  • thebump

    “Fifty percent of Americans now live at or below the poverty level.”

    Do you really believe that in America in 2012 every other person you encounter on the street is impoverished?

    Pampered privileged ideologues like the authoress do no service to the truly needy by parroting meaningless gibberish.

  • persiflage

    ‘What’s critical to understand, both from Buffett’s perspective and from that of John Rawls, is that structural inequality is not an individual moral problem. It’s a structural decision that we make about what kind of society we want to be.’

    Buffett completely understands that the institutional protections of the rich is further enhanced by the fact that our own federal government is filled with those same wealthy, privilaged few that are found in the private sector. Money controls every move in the nation’s capital.

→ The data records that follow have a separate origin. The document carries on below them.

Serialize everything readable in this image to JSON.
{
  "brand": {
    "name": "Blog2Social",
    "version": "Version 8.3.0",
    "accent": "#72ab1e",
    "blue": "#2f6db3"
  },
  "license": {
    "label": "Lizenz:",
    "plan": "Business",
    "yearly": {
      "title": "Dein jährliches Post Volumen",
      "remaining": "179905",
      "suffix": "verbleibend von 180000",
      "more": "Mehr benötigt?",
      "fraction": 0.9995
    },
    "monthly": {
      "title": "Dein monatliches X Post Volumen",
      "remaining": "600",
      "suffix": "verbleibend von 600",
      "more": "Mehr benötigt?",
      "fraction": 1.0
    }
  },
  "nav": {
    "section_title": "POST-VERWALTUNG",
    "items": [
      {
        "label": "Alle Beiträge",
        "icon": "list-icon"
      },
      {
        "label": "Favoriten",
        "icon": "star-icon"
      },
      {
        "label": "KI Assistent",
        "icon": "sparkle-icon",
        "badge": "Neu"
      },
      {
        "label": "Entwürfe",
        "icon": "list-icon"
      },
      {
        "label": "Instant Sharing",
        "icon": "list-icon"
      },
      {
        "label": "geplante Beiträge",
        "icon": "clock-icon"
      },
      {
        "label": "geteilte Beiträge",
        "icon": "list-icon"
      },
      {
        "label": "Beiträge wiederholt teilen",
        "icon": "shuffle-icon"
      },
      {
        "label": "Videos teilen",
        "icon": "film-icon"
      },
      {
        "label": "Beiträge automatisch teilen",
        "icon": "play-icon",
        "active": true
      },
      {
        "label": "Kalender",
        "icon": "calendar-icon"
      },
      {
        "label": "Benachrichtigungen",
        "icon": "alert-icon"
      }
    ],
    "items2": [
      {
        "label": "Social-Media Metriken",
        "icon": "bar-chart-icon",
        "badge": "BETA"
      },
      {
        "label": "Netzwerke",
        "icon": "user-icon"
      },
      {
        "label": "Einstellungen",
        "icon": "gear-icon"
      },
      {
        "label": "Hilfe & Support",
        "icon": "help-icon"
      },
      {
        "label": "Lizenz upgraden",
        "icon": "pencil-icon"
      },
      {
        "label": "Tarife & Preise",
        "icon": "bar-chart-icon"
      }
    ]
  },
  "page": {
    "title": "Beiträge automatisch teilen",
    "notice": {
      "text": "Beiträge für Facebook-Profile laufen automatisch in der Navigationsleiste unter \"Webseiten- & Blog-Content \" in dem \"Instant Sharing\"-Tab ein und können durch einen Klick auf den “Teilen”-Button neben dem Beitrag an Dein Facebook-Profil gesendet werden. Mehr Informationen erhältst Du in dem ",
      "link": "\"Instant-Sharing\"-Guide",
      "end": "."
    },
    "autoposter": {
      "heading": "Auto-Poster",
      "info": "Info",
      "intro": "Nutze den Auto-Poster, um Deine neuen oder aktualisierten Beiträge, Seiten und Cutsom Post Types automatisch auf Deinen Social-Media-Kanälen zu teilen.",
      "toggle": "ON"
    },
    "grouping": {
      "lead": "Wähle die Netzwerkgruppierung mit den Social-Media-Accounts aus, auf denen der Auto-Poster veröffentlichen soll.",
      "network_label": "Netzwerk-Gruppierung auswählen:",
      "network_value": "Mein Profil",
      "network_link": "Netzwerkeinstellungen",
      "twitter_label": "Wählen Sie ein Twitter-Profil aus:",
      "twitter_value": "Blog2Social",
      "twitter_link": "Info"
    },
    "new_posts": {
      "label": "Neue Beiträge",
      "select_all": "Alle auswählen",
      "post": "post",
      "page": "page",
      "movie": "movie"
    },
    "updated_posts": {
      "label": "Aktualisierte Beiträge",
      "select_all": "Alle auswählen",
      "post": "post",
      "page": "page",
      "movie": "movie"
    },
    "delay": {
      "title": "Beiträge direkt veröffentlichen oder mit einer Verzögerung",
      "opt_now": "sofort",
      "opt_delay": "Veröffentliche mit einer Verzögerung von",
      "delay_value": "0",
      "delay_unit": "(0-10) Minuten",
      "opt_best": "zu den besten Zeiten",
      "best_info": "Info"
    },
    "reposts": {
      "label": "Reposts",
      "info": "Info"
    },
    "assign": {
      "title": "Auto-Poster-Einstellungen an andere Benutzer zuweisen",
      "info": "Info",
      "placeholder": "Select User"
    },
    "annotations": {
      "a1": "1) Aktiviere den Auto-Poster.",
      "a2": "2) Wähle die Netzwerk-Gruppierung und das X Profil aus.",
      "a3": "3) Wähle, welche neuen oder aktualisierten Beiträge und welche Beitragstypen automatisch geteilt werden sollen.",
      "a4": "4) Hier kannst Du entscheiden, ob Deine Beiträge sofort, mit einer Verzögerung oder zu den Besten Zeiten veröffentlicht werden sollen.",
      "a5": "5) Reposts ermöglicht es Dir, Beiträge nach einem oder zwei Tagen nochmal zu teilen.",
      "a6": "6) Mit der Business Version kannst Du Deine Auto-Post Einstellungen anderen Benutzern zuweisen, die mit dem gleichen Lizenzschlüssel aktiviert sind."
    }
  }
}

The democrats are apparently the solitary political party that recognizes the problem, and are prepared to do anything about it.

  • persiflage

    The fact is, the wealthy will never suffer a moment of economic strife or deprivation, regardless of the prevailing economic and tax policiies – they are invulnerable to the vicissitudes that impact the lives of a dwindling middle class …..the poor are completely off their radar, as one of their distinguished candidates for president recently remarked.

    Statistics showing the continuous transfer of wealth upward are plentiful – and this is in part a function of the Reaganomics that is still in place as operational economic policy – except that no one even pretends that the myth of trickle down supply side economics has any validity whatsoever.

  • persiflage

    Buffett correctly calls this class warfare – and no one would know better than Warren Buffett. Bill Gates and other ultra-rich folks are apparently in agreement….more and more of the weatlhy in this country understand the fundamental inequity of today’s economic situation, and are fully prepared to pay higher taxes.

    Republican ideology ignores all of these incipient cultural changes in perception, and instead offer up more ways by which the middle class are further disenfranchised economically.

    Their candidates for president understand the job that’s expected of them – and Romney is by far the best qualified to keep the money moving in the right direction, along with the continued protection of the corporate aristocracy. Why ordinary voters find these completely regressive social and economic policies appealing is a mystery for the ages. They’re only hurting themselves.

  • persiflage

    ‘Great wealth is not, in itself, immoral. What is immoral is when some of the wealthy their means to lobby for an unfair advantage that tilts the economic playing field so grossly in their favor.’

    Great wealth is only a tool – as a political prybar it’s unexcelled. As a method of sefl-replication, it has no peer. It’s good to be rich…..it sure beats the alternatives.

  • thebump

    “transfer of wealth upward”

    Gotta love this moonbat canard. [A] If you have wealth to transfer, how can you be poor? [B] If this alleged transfer has been ongoing for more than three decades and you’re still not depleted, how can you be anything but wealthy?

    The beauty of moonbattery is that you never have to make sense.

  • Kingofkings1


  • lr4567

    In a sense, the Government is the motor of the economy; it buys the products of these big companies, cars, software, award service contracts. Government money is tax payers’ money the majority is paying for the 1% to have the privilege that they have. So it is fair to level the tax balance.